Using the string "XTRA" as the key, pull each matching line out of the records below.

---- Data to use

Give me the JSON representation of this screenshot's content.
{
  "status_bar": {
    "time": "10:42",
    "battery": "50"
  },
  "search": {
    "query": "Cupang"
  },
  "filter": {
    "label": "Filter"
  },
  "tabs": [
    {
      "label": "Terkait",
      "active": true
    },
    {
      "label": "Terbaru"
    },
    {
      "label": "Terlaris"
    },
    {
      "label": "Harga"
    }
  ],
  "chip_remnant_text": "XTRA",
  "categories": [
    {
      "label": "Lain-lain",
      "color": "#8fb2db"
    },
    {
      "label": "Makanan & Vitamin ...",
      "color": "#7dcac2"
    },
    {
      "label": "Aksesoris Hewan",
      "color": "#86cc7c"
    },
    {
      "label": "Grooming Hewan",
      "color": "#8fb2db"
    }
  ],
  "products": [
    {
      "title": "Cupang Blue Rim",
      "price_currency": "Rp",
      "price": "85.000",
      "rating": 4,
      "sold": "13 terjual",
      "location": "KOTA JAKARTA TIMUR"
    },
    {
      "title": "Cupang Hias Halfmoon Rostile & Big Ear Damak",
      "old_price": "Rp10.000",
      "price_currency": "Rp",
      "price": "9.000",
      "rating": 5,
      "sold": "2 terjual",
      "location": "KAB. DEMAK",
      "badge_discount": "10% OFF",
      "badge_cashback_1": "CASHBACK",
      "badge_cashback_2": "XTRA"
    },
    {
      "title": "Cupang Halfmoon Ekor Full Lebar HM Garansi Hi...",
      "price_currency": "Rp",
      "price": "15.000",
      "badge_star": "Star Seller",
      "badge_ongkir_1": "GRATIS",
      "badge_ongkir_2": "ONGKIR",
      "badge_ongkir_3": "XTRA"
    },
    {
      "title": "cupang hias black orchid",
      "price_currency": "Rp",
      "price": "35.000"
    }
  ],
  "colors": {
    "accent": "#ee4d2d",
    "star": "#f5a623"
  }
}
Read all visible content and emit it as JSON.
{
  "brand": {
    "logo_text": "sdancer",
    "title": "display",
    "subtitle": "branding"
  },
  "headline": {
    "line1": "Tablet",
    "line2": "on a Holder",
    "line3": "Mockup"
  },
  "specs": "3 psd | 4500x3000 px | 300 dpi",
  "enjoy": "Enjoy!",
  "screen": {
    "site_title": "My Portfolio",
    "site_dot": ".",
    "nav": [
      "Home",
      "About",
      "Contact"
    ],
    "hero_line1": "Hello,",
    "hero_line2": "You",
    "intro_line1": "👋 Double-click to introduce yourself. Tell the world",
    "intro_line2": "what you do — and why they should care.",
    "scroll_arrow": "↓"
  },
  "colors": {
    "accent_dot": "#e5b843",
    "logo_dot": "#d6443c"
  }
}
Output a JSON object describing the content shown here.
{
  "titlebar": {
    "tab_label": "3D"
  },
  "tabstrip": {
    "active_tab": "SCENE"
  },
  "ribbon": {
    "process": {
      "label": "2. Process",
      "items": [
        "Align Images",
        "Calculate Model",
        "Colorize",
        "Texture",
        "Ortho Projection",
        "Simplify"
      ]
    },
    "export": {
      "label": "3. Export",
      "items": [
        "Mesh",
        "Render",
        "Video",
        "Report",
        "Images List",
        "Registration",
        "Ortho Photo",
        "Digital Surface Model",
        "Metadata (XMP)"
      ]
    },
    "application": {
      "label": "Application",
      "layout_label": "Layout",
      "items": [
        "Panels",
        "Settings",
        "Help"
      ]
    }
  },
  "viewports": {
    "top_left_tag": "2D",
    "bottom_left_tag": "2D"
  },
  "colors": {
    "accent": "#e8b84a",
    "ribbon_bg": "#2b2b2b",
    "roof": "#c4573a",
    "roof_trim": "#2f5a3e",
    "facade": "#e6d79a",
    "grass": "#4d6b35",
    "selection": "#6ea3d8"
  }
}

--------

## Result for this exercise
  "chip_remnant_text": "XTRA",
      "badge_cashback_2": "XTRA"
      "badge_ongkir_3": "XTRA"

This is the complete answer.